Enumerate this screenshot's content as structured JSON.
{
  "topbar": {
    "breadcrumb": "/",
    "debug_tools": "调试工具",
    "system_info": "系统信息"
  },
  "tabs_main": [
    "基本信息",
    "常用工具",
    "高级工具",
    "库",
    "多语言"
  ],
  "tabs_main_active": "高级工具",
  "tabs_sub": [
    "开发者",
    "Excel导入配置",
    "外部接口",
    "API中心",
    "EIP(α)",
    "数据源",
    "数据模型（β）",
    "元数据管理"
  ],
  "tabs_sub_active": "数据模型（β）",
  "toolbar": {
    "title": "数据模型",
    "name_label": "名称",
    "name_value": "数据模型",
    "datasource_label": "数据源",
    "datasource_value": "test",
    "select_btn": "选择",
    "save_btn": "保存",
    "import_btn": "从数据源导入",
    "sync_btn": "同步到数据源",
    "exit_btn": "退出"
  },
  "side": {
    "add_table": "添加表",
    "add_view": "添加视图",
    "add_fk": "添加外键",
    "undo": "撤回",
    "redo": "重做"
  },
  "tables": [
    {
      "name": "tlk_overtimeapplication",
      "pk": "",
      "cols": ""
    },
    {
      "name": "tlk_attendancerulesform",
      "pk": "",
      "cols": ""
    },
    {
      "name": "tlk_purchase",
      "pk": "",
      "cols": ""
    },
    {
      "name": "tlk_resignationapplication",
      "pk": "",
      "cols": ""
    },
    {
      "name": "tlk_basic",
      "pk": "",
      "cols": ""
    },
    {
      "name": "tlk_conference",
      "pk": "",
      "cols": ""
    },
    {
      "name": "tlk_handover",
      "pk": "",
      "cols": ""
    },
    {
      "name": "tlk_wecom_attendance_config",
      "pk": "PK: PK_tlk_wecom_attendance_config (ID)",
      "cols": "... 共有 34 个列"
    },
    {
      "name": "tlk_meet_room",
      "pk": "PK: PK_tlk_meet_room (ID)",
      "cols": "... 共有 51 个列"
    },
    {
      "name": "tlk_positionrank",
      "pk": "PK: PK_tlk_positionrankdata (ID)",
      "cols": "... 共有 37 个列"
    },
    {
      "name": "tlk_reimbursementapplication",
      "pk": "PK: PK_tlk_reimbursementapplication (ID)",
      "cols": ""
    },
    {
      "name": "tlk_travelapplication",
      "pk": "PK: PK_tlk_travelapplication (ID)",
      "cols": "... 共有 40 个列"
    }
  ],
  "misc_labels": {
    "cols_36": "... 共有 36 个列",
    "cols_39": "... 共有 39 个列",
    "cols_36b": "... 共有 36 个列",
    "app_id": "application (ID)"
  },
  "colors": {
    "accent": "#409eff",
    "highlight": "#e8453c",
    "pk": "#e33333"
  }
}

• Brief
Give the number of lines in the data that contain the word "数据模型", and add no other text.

• Exercise output
4